Technology + Workforce Development

by Vaishnav Kuruvanka
January 17, 2021
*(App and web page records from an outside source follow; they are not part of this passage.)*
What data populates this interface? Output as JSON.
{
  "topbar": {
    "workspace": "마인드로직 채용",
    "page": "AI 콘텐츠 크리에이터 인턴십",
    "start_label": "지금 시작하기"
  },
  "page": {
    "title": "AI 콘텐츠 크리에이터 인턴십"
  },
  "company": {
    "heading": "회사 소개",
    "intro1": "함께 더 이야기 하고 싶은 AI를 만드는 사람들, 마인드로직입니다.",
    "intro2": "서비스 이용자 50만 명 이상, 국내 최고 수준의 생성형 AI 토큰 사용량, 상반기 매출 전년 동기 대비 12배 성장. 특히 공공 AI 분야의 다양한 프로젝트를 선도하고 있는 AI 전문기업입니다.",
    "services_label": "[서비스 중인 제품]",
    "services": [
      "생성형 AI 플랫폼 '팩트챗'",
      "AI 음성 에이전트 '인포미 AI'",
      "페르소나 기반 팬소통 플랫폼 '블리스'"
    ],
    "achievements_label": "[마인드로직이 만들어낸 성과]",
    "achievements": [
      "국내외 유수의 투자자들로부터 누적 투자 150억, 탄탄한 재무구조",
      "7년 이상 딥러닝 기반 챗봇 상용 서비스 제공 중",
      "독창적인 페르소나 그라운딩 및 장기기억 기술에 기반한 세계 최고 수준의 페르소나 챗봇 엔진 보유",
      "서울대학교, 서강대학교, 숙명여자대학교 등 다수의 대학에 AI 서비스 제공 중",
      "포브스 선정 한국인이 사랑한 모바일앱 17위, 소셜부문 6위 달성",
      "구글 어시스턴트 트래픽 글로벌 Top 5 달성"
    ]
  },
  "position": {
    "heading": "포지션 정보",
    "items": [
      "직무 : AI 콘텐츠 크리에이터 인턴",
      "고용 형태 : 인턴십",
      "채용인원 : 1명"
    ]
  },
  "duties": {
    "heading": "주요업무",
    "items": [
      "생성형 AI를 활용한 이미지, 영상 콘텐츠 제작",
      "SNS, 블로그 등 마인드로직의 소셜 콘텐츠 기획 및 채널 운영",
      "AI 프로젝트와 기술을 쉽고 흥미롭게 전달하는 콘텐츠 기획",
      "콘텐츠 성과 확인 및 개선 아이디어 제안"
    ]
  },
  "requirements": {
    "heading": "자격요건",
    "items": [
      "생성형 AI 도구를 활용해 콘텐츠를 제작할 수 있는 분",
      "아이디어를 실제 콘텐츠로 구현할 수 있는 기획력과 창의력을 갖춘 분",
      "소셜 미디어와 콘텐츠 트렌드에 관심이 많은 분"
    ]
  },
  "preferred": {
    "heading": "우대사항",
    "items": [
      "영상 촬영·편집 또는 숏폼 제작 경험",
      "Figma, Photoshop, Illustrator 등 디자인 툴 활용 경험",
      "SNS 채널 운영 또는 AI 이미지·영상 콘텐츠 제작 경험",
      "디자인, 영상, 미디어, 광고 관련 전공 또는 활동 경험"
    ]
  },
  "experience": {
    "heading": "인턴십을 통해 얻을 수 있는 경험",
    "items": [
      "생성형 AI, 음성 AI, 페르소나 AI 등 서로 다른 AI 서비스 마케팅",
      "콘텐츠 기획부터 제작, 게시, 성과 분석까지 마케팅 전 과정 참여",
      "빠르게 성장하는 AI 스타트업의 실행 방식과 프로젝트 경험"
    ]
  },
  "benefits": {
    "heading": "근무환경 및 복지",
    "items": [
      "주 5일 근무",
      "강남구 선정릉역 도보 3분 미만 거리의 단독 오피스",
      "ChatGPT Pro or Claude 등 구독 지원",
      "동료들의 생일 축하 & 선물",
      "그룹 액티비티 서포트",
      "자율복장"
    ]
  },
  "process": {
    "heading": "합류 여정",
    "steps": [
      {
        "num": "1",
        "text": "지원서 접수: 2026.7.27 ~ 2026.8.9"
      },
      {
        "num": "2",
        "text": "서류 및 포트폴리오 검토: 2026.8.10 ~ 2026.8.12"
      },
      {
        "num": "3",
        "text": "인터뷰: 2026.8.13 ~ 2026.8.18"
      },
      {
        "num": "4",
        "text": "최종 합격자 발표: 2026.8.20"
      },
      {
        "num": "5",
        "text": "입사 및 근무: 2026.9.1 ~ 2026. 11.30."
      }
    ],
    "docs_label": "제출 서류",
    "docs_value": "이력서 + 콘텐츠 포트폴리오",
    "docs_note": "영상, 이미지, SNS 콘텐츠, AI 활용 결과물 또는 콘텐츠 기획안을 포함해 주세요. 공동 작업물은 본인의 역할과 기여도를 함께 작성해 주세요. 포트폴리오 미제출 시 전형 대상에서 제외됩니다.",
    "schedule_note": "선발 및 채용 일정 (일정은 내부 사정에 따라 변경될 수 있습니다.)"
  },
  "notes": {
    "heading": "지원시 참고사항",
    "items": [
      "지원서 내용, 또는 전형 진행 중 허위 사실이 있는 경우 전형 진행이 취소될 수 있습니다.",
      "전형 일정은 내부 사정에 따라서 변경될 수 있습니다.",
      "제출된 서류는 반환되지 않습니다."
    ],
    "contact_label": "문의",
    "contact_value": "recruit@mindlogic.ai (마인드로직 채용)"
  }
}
When I think of the main catalysts of economic growth in our country, I think of the three following structures: education/workforce development, public/private infrastructure, and democratization of financial markets/services. In many ways, the continued success of our nation is contingent on our success in these key areas. As our country comes into closer competition with China, a country with 1.4 billion citizens, our collective ability to train our population of ~330 million citizens in areas of strategic and societal interest will grow in significance. Luckily, we have seen new technologies and structures be created that make workforce development more accessible, efficient, and customizable.

 

This essay will take a particular focus on the potential role and application of Augmented Reality (AR) and Virtual Reality (VR) technologies in workforce development.

 

Before continuing, I will roughly define AR and VR. AR is a digital layer of applications that are integrated into our normal field of vision. Snapchat’s facial filters/decorations and Pokemon Go are examples of AR. VR on the other hand is a completely virtual environment that is experienced separate from the tangible world. An example of VR would be a game like Beat Saber. Both technologies require hardware, most commonly in the form of a smartphone or headset, and software content to be displayed. In 2020, there were roughly 80 million monthly users of augmented reality and 50 million monthly users of virtual reality technologies according to eMarketer, a market-research company.

 

Starting in the mid 2010’s, with Meta’s, née Facebook, acquisition of Oculus in 2014 and Microsoft announcing its commitment to HoloLens in 2015, virtual and augmented reality technologies were pushed into the center frame of public discussion. Both Meta and Microsoft have pursued distinct routes to market, with focuses on consumer and commercial applications, respectively. Since then, we have seen increasing investments pour into the space as well as everyday applications emerge. AR is understood to have a larger total addressable market over VR, but development and content creation in the space is more difficult to advance.

 

It is important to understand that both technologies are in early stages of use cases and development. As interest increases and talent floods into the fledgling space, the applications are close to limitless in areas of gaming, education, retail, healthcare, industrials, energy, defense and more. In the realm of workforce development, it will become possible to train entire workforces with simulations and visual aids once the content is created. Digging deeper, these technologies can be used to train employees with customer interactions (retail), medical students with surgical procedures (healthcare), mechanics to install/maintain new equipment (industrial), students to learn technical sciences (education), soldiers to train for missions (defense), and a plethora of additional applications. It is key to notice the potential for AR/VR to provide hands on, interactive learning experiences that suit most styles of learning. It is undeniable that offering various combinations of learning modes will allow us to inclusively educate and train the blend of unique backgrounds and intellects our country is home to. The ability for these experiences to be easily customized will also reduce learning curves and therefore training costs. 

 

Outside of providing a distinct learning mode, these technologies can be used to train workforces at any time and any place around the world. As hardware prices taper and workforce development comes into the limelight in much of the developed and frontier world, these technologies will allow countries to boost economic productivity by allowing specialized trainings to become more accessible, inclusive, and convenient than they have ever been. These technologies have the potential to economically activate populations around the world through accelerating the proliferation of specialized skills. All in all, AR/VR can completely transition the way we consume information and develop new skills.

 

It is in the hands of the private sector to accelerate the adoption of these technologies so that experimentation can formally take place and lead ways for our workforces to benefit. After all, it is in the best interests of corporations, main street workers, governments, and consumers to improve the efficiency of labor forces. Even further, as economic tensions rise between China and the United States, our country’s ability to maximize each individual’s economic output will become a key focus granted China has a population greater than four times America’s. As a result, our dependence on these technologies to develop a robust workforce will only grow in intensity, making virtual and augmented reality in many ways essential to our country’s long-term success.

 

As with any emerging technology, AR and VR will require time, investments, talent, and risk-takers to push forward progress and build on its current utility. We seem to be on the right track as Meta, Microsoft, and a variety of startups are channeling resources into the space and making what were once dreams a reality. Here’s to a future where VR/AR headsets are as commonplace as smartphones.